In contrast, non-rival goods may be consumed by one consumer without preventing simultaneous consumption by others. Most examples of non-rival goods are intangible.
Broadcast television systems (or terrestrial television systems outside the US and Canada) are the encoding or formatting systems for the transmission and reception of terrestrial television signals.
Analog television systems were standardized by ...
is an example of a non-rival good; when a consumer turns on a TV set, this does not prevent the TV in another consumer's house from working. The television itself is a rival good, but television broadcasts are non-rival goods. Other examples of non-rival goods include a beautiful scenic view
, national defense, clean air, street lights, and public safety. More generally, most
Intellectual property (IP) is a category of property that includes intangible creations of the human intellect. There are many types of intellectual property, and some countries recognize more than others. The best-known types are patents, cop ...
is non-rival. In fact, certain types of intellectual property become ''more'' valuable as more people consume them ( anti-rival
). For example, the more people use a particular
Language is a structured system of communication. The structure of a language is its grammar and the free components are its vocabulary. Languages are the primary means by which humans communicate, and may be conveyed through a variety of ...
, the more valuable that language becomes.
Non-rivalry does not imply that the total production costs are low, but that the '' marginal
'' production costs are zero. In reality, few goods are completely non-rival as rivalry can emerge at certain levels. For instance, use of public roads, the Internet, or police/law courts is non-rival up to a certain capacity, after which congestion means that each additional user decreases speed for others. For that, recent economic theory views rivalry as a continuum, not as a binary category, where many goods are somewhere between the two extremes of completely rival and completely non-rival. A perfectly non-rival good can be consumed simultaneously by an unlimited number of consumers.
Goods are anti-rivalrous and inclusive if the consumer’s enjoyment increases with how many others consume the good. The concept was introduced by
Steven Robert Weber (born March 4, 1961) is an American actor and comedian. He is best known for his role as Brian Hackett on the television series ''Wings'' which aired from April 1990 to May 1997 on NBC, as Sam Blue in ''Once and Again'', and J ...
(2004), saying that when more people use
free and open-source software
Free and open-source software (FOSS) is a term used to refer to groups of software consisting of both free software and open-source software where anyone is freely licensed to use, copy, study, and change the software in any way, and the sour ...
, it becomes easier and more powerful for all users.

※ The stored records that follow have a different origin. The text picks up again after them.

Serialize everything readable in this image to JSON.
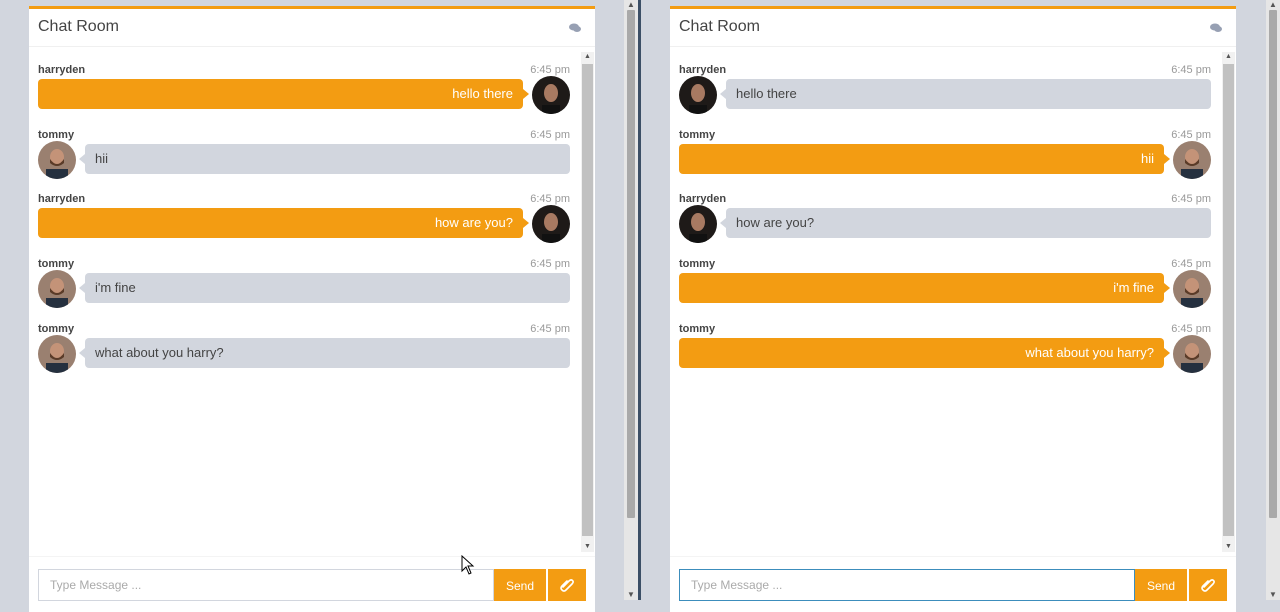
{
  "colors": {
    "accent": "#f39c12",
    "other_bubble": "#d2d6de",
    "background": "#d2d6de"
  },
  "left_panel": {
    "title": "Chat Room",
    "header_icon": "comments-icon",
    "messages": [
      {
        "name": "harryden",
        "time": "6:45 pm",
        "text": "hello there",
        "side": "me",
        "avatar": "avatar-harryden"
      },
      {
        "name": "tommy",
        "time": "6:45 pm",
        "text": "hii",
        "side": "other",
        "avatar": "avatar-tommy"
      },
      {
        "name": "harryden",
        "time": "6:45 pm",
        "text": "how are you?",
        "side": "me",
        "avatar": "avatar-harryden"
      },
      {
        "name": "tommy",
        "time": "6:45 pm",
        "text": "i'm fine",
        "side": "other",
        "avatar": "avatar-tommy"
      },
      {
        "name": "tommy",
        "time": "6:45 pm",
        "text": "what about you harry?",
        "side": "other",
        "avatar": "avatar-tommy"
      }
    ],
    "input_placeholder": "Type Message ...",
    "send_label": "Send",
    "attach_icon": "paperclip-icon"
  },
  "right_panel": {
    "title": "Chat Room",
    "header_icon": "comments-icon",
    "messages": [
      {
        "name": "harryden",
        "time": "6:45 pm",
        "text": "hello there",
        "side": "other",
        "avatar": "avatar-harryden"
      },
      {
        "name": "tommy",
        "time": "6:45 pm",
        "text": "hii",
        "side": "me",
        "avatar": "avatar-tommy"
      },
      {
        "name": "harryden",
        "time": "6:45 pm",
        "text": "how are you?",
        "side": "other",
        "avatar": "avatar-harryden"
      },
      {
        "name": "tommy",
        "time": "6:45 pm",
        "text": "i'm fine",
        "side": "me",
        "avatar": "avatar-tommy"
      },
      {
        "name": "tommy",
        "time": "6:45 pm",
        "text": "what about you harry?",
        "side": "me",
        "avatar": "avatar-tommy"
      }
    ],
    "input_placeholder": "Type Message ...",
    "send_label": "Send",
    "attach_icon": "paperclip-icon"
  }
}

Lessig noted that any
In neuropsychology, linguistics, and philosophy of language, a natural language or ordinary language is any language that has evolved naturally in humans through use and repetition without conscious planning or premeditation. Natural languages ...

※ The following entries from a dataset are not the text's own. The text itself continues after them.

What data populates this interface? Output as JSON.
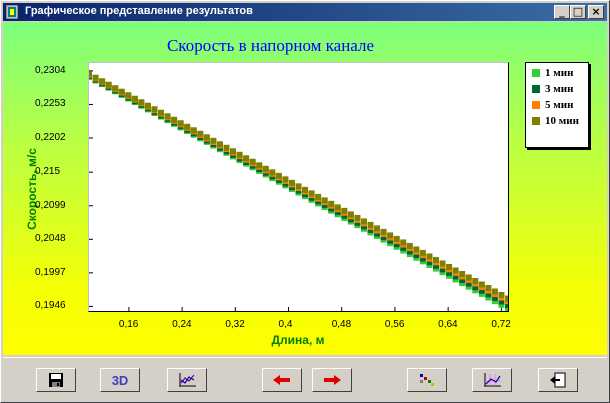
{
  "window": {
    "title": "Графическое представление результатов",
    "minimize_glyph": "_",
    "maximize_glyph": "□",
    "close_glyph": "×"
  },
  "chart_data": {
    "type": "scatter",
    "title": "Скорость в напорном канале",
    "xlabel": "Длина, м",
    "ylabel": "Скорость, м/с",
    "x_ticks": [
      "0,16",
      "0,24",
      "0,32",
      "0,4",
      "0,48",
      "0,56",
      "0,64",
      "0,72"
    ],
    "y_ticks": [
      "0,2304",
      "0,2253",
      "0,2202",
      "0,215",
      "0,2099",
      "0,2048",
      "0,1997",
      "0,1946"
    ],
    "xlim": [
      0.1,
      0.73
    ],
    "ylim": [
      0.1939,
      0.2316
    ],
    "grid": false,
    "legend_position": "right",
    "series": [
      {
        "name": "1 мин",
        "color": "#33cc33",
        "x_start": 0.1,
        "x_end": 0.73,
        "y_start": 0.2295,
        "y_end": 0.1943,
        "points": 65
      },
      {
        "name": "3 мин",
        "color": "#006633",
        "x_start": 0.1,
        "x_end": 0.73,
        "y_start": 0.2296,
        "y_end": 0.1948,
        "points": 65
      },
      {
        "name": "5 мин",
        "color": "#ff8000",
        "x_start": 0.1,
        "x_end": 0.73,
        "y_start": 0.2298,
        "y_end": 0.1954,
        "points": 65
      },
      {
        "name": "10 мин",
        "color": "#808000",
        "x_start": 0.1,
        "x_end": 0.73,
        "y_start": 0.2299,
        "y_end": 0.1958,
        "points": 65
      }
    ]
  },
  "toolbar": {
    "buttons": [
      {
        "name": "save-button",
        "icon": "floppy-disk-icon"
      },
      {
        "name": "3d-view-button",
        "icon": "3d-icon",
        "label": "3D"
      },
      {
        "name": "chart-view-button",
        "icon": "line-chart-icon"
      },
      {
        "name": "previous-button",
        "icon": "arrow-left-icon"
      },
      {
        "name": "next-button",
        "icon": "arrow-right-icon"
      },
      {
        "name": "markers-button",
        "icon": "scatter-points-icon"
      },
      {
        "name": "grid-chart-button",
        "icon": "grid-chart-icon"
      },
      {
        "name": "exit-button",
        "icon": "exit-door-icon"
      }
    ]
  }
}
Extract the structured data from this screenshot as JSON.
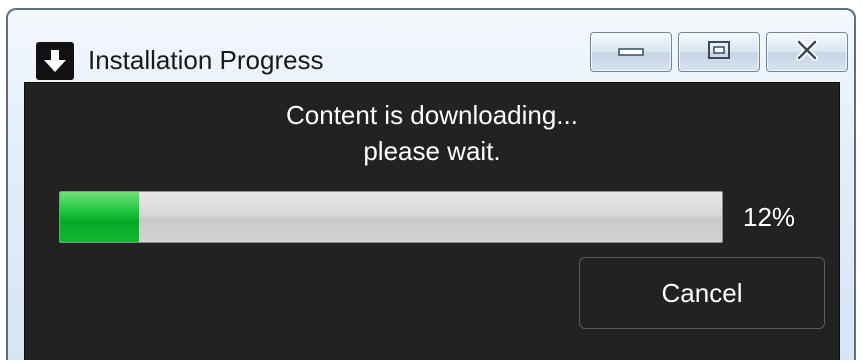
{
  "window": {
    "title": "Installation Progress",
    "icon": "download-arrow-icon"
  },
  "caption_buttons": {
    "minimize_icon": "minimize-icon",
    "restore_icon": "restore-icon",
    "close_icon": "close-icon"
  },
  "content": {
    "message_line_1": "Content is downloading...",
    "message_line_2": "please wait."
  },
  "progress": {
    "percent_value": 12,
    "percent_label": "12%",
    "fill_color": "#08a826"
  },
  "actions": {
    "cancel_label": "Cancel"
  }
}
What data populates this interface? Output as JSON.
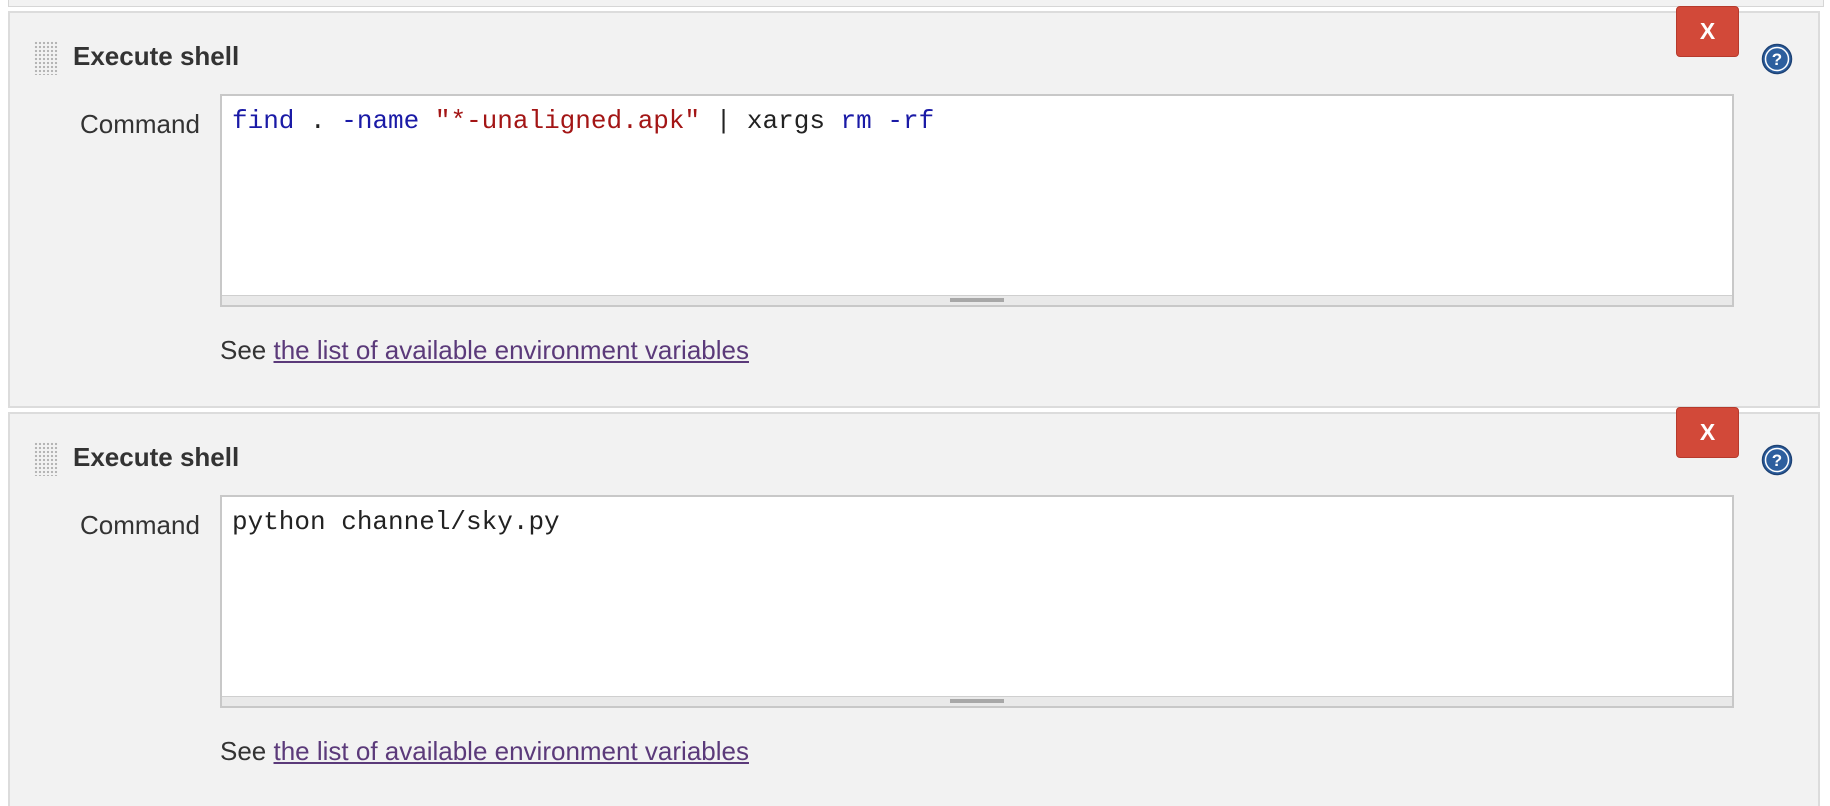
{
  "steps": [
    {
      "title": "Execute shell",
      "delete_label": "X",
      "command_label": "Command",
      "command_tokens": [
        {
          "text": "find",
          "kind": "kw"
        },
        {
          "text": " . ",
          "kind": "plain"
        },
        {
          "text": "-name",
          "kind": "kw"
        },
        {
          "text": " ",
          "kind": "plain"
        },
        {
          "text": "\"*-unaligned.apk\"",
          "kind": "str"
        },
        {
          "text": " | xargs ",
          "kind": "plain"
        },
        {
          "text": "rm",
          "kind": "kw"
        },
        {
          "text": " ",
          "kind": "plain"
        },
        {
          "text": "-rf",
          "kind": "kw"
        }
      ],
      "see_prefix": "See ",
      "see_link": "the list of available environment variables"
    },
    {
      "title": "Execute shell",
      "delete_label": "X",
      "command_label": "Command",
      "command_tokens": [
        {
          "text": "python channel/sky.py",
          "kind": "plain"
        }
      ],
      "see_prefix": "See ",
      "see_link": "the list of available environment variables"
    }
  ],
  "icons": {
    "help": "help-icon",
    "drag": "drag-handle-icon"
  },
  "colors": {
    "delete_button": "#d24939",
    "link": "#5b3a7a",
    "keyword": "#1a1aa6",
    "string": "#a31515",
    "panel_bg": "#f2f2f2"
  }
}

is anti-rivalrous, because its utility increases with how much it's used by others. Cooper noted that efforts to combat climate change

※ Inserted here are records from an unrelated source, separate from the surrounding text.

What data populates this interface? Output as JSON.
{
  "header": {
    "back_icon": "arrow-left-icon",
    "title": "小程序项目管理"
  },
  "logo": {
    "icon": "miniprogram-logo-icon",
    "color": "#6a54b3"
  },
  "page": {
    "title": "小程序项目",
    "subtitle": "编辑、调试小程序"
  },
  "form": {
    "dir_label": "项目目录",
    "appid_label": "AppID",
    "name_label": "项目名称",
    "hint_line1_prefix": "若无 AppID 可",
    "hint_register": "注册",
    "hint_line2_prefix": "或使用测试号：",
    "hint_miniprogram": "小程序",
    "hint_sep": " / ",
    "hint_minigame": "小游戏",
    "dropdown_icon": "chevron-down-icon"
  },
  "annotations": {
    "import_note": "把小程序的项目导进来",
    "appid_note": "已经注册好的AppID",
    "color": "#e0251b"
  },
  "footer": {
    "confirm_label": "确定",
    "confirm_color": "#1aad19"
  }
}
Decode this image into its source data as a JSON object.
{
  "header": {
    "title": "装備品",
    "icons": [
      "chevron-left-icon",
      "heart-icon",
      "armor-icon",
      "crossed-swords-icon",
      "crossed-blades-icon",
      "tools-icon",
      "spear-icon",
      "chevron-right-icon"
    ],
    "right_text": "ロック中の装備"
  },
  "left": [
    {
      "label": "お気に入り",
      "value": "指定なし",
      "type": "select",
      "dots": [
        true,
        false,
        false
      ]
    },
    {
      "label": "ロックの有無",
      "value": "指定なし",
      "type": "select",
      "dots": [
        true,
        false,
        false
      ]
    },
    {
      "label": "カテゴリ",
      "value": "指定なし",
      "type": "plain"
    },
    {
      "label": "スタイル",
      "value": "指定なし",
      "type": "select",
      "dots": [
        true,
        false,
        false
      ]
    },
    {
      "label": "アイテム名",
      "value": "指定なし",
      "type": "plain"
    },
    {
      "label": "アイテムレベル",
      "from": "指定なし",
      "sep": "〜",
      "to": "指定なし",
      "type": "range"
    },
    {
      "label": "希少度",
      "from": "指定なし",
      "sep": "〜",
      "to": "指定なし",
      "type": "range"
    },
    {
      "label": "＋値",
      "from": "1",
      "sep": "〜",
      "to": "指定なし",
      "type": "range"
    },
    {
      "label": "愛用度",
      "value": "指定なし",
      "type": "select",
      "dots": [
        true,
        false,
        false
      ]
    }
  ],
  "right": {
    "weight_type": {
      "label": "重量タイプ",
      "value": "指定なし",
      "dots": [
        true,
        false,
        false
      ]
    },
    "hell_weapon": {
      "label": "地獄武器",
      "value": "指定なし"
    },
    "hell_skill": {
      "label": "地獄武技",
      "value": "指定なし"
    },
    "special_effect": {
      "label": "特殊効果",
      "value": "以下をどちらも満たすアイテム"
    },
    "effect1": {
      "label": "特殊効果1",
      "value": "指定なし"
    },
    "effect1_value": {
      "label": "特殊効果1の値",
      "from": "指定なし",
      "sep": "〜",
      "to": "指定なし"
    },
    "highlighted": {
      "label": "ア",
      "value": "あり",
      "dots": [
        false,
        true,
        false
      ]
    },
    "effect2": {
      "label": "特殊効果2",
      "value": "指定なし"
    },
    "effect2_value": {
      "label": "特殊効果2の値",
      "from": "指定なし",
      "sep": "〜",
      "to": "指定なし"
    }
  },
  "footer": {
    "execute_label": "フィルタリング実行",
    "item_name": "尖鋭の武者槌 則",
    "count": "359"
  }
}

are perversely anti-rivalrous, because the US will benefit from the efforts of others to combat this problem, even if it refuses to do so.
Types of goods based on rivalry in consumption and excludability
* The generalized
In economics, a network effect (also called network externality or demand-side economies of scale) is the phenomenon by which the value or utility a user derives from a good or service depends on the number of users of compatible products. Net ...
Microeconomics is a branch of mainstream economics that studies the behavior of individuals and firms in making decisions regarding the allocation of scarce resources and the interactions among these individuals and firms. Microeconomics fo ...
* Metcalfe's law
* Anti-rival good
Rent-seeking is the act of growing one's existing wealth without creating new wealth by manipulating the social or political environment.
Rent-seeking activities have negative effects on the rest of society. They result in reduced economic effic ...
* Free-rider problem